• [Interface dataset entries]
=-=-=-=-=
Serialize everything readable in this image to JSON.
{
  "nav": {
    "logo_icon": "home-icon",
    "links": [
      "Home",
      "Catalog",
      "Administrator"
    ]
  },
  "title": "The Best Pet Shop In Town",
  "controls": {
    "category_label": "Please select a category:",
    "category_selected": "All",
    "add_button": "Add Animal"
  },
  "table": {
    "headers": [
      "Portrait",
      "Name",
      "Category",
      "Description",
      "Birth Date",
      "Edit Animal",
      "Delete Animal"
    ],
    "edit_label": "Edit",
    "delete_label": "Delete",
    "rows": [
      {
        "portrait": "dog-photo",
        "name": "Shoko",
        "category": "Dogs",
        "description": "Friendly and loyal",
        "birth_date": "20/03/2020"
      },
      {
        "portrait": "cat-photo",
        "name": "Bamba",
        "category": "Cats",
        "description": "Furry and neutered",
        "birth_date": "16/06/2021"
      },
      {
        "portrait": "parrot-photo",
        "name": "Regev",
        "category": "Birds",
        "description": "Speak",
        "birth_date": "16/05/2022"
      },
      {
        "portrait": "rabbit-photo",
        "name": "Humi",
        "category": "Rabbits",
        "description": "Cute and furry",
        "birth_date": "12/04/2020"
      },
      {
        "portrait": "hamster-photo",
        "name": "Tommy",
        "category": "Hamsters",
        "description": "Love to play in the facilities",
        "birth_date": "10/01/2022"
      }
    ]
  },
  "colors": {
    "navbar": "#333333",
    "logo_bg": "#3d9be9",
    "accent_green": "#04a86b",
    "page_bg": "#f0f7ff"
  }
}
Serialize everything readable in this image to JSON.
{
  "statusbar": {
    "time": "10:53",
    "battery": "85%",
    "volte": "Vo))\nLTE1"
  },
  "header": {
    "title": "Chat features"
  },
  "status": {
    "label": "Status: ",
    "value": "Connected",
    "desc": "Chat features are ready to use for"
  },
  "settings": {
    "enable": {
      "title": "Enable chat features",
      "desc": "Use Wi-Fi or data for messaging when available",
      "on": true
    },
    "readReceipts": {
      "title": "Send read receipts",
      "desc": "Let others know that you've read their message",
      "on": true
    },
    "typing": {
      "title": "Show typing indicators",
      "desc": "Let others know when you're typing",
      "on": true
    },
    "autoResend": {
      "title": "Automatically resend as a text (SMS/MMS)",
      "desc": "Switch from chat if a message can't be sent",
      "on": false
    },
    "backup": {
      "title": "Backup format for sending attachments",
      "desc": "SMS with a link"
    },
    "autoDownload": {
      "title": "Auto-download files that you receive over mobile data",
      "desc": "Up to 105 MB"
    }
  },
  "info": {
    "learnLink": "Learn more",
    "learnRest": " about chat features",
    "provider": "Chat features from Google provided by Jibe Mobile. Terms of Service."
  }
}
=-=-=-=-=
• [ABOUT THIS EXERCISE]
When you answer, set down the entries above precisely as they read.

• [ANSWER FOR THIS EXERCISE]
Serialize everything readable in this image to JSON.
{
  "nav": {
    "logo_icon": "home-icon",
    "links": [
      "Home",
      "Catalog",
      "Administrator"
    ]
  },
  "title": "The Best Pet Shop In Town",
  "controls": {
    "category_label": "Please select a category:",
    "category_selected": "All",
    "add_button": "Add Animal"
  },
  "table": {
    "headers": [
      "Portrait",
      "Name",
      "Category",
      "Description",
      "Birth Date",
      "Edit Animal",
      "Delete Animal"
    ],
    "edit_label": "Edit",
    "delete_label": "Delete",
    "rows": [
      {
        "portrait": "dog-photo",
        "name": "Shoko",
        "category": "Dogs",
        "description": "Friendly and loyal",
        "birth_date": "20/03/2020"
      },
      {
        "portrait": "cat-photo",
        "name": "Bamba",
        "category": "Cats",
        "description": "Furry and neutered",
        "birth_date": "16/06/2021"
      },
      {
        "portrait": "parrot-photo",
        "name": "Regev",
        "category": "Birds",
        "description": "Speak",
        "birth_date": "16/05/2022"
      },
      {
        "portrait": "rabbit-photo",
        "name": "Humi",
        "category": "Rabbits",
        "description": "Cute and furry",
        "birth_date": "12/04/2020"
      },
      {
        "portrait": "hamster-photo",
        "name": "Tommy",
        "category": "Hamsters",
        "description": "Love to play in the facilities",
        "birth_date": "10/01/2022"
      }
    ]
  },
  "colors": {
    "navbar": "#333333",
    "logo_bg": "#3d9be9",
    "accent_green": "#04a86b",
    "page_bg": "#f0f7ff"
  }
}
Serialize everything readable in this image to JSON.
{
  "statusbar": {
    "time": "10:53",
    "battery": "85%",
    "volte": "Vo))\nLTE1"
  },
  "header": {
    "title": "Chat features"
  },
  "status": {
    "label": "Status: ",
    "value": "Connected",
    "desc": "Chat features are ready to use for"
  },
  "settings": {
    "enable": {
      "title": "Enable chat features",
      "desc": "Use Wi-Fi or data for messaging when available",
      "on": true
    },
    "readReceipts": {
      "title": "Send read receipts",
      "desc": "Let others know that you've read their message",
      "on": true
    },
    "typing": {
      "title": "Show typing indicators",
      "desc": "Let others know when you're typing",
      "on": true
    },
    "autoResend": {
      "title": "Automatically resend as a text (SMS/MMS)",
      "desc": "Switch from chat if a message can't be sent",
      "on": false
    },
    "backup": {
      "title": "Backup format for sending attachments",
      "desc": "SMS with a link"
    },
    "autoDownload": {
      "title": "Auto-download files that you receive over mobile data",
      "desc": "Up to 105 MB"
    }
  },
  "info": {
    "learnLink": "Learn more",
    "learnRest": " about chat features",
    "provider": "Chat features from Google provided by Jibe Mobile. Terms of Service."
  }
}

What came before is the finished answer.